The association that Amélie is speaking about is very young, it was created in march 2019. About its name, it doesn't have a particular meaning : « The name could have been Eden, I chose Jaden because it sounded nice. » On top of the associative parts, the association is also a media in which the young woman write articles echoing to her projects or speaking about inspiring people. « I am developping a podcast on the cultural customs linked with pregnancy, maternity or birth in every African country, it can be RDC, Ethiopia, Nigeria, Morocco...but also about religions... With every podcast, we want to stress the differences there are in the customs, rituals, traditions, religion and culture because people tend to easily mistake those concepts together. Podcast is a format I really love and I listen to them a lot. I love Mehdi Maïzi and his team on NoFun, Brice Bossavie in particular. I think that they stress many important points on a lot of topics. »

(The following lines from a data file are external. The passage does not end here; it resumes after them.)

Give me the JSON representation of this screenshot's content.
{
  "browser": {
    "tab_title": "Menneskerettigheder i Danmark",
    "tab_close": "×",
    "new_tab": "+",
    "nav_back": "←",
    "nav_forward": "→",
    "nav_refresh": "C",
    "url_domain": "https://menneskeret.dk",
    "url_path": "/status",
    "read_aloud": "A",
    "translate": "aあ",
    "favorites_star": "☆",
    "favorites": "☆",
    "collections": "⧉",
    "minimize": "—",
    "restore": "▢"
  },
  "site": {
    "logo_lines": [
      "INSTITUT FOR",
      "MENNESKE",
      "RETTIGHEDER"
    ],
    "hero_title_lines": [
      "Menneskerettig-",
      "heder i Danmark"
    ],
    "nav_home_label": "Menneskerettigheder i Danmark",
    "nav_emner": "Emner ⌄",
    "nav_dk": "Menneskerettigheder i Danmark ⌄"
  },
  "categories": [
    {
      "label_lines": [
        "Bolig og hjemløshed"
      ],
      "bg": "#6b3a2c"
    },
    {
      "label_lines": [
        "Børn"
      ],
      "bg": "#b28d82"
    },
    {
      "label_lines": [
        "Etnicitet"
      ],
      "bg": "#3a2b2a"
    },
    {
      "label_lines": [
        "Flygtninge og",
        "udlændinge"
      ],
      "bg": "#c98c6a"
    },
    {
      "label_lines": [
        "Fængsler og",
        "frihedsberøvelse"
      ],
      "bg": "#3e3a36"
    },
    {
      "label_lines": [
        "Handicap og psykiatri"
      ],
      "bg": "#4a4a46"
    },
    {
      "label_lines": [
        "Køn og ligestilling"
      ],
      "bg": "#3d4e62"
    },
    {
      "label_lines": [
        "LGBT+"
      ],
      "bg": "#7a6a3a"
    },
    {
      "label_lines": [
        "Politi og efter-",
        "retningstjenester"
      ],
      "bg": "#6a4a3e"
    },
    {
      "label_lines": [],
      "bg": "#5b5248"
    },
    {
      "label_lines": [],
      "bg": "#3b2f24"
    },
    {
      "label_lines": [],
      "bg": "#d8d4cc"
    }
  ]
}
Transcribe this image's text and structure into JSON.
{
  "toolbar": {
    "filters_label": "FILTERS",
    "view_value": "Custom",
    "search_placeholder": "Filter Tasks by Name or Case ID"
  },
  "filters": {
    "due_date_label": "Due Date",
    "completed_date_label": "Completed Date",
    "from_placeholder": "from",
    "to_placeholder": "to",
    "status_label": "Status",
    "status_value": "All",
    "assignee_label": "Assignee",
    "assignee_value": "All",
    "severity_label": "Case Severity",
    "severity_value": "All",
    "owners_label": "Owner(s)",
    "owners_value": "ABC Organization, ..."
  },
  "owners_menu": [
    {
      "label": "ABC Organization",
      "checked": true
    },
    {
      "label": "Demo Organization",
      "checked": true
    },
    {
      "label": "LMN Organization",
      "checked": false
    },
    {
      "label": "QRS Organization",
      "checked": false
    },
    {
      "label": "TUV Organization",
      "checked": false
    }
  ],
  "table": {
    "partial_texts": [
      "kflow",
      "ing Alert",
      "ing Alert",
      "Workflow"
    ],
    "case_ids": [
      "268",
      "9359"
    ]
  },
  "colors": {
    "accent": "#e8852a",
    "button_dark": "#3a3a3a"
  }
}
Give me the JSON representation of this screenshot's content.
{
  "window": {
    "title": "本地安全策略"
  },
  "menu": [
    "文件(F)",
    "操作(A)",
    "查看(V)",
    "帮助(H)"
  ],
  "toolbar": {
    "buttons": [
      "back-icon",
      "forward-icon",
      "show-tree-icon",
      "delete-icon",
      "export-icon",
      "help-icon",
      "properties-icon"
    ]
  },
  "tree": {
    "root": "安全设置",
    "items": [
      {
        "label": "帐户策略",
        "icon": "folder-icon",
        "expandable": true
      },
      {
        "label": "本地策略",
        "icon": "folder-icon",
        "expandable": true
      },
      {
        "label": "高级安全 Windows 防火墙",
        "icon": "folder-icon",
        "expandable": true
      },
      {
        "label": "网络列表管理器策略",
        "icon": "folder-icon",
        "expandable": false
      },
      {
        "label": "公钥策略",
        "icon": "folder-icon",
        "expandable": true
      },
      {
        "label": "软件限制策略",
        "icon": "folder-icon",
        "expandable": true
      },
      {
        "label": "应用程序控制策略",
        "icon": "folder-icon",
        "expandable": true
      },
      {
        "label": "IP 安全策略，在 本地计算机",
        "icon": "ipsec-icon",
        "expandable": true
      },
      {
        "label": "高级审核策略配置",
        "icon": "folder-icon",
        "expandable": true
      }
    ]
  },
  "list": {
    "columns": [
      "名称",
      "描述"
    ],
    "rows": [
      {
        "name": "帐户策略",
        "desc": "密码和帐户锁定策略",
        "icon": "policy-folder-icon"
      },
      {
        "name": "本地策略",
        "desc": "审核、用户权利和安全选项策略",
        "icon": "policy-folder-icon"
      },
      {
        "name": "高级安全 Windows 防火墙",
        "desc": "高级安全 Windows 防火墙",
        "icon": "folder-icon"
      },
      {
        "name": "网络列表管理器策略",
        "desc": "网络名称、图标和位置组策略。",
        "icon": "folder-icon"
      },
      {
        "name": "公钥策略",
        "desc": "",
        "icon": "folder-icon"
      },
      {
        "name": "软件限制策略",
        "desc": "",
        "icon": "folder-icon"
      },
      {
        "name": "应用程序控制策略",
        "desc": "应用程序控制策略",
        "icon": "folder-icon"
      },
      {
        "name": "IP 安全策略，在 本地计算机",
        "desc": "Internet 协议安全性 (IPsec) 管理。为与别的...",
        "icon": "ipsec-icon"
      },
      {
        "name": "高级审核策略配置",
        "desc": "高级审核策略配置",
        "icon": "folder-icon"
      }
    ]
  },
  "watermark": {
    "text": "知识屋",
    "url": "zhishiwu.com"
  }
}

Amélie lately discovered that she likes rap music but also soccer that she enjoyed watching during the Euro cup. « Paul Pogba is one of my favorite players. He comes from a harsh background but he remains bold and he is focalized on his goals. We live in a very individualistic society and yet we are expected to work in teams and to build things with people, it is a meticulous thing to achieve but he manages to do it. He often used to play with older people but he carried on, no matter what people's opinion was. Look at him today, he is a world champion. He is also a really religious person, which isn't something well-perceived nowadays. Some people rather be atheists than choosing to believe, because faith is an engagment, and Paul Pogba isn't afraid of believing. He goes to Mecca, he prays and he puts his forehead on the ground during games, he is courageous and engaged to his beliefs. Eventually, he lost his father not long ago and I think that this event influenced him in his carrier. His mother must be proud to see that her three sons play football and are good at it. I would really like to write his biography someday, but everything should be done at the right moment. In fact, I am waiting for someone to be the producer of my project (laughs). But I would like to make a beautiful object, not just a book you throw in your bag. »
Amélie says to me that she loves beautiful books. She has a whole collection of magazines, books and CD s... « For this point, I am just like my father who was a journalist. During his last years of work, he was a photocomposer for Le Monde and he has work with the artist Plantu. When you work at Le Monde and you have kids, they receive magazines and kids books for free, such as Max et Lili, J'aime Lire, Julie... Even though I work on a computer, I love paper formats : I always carry a magazine or a notebook and a pen. »
A Real Girl isn't afraid to fight , nor to show who she is. A real girl is a girl that is not afraid to sit on a bench in Paris and to eat cookies without being juged, It's a girl that « struggles ».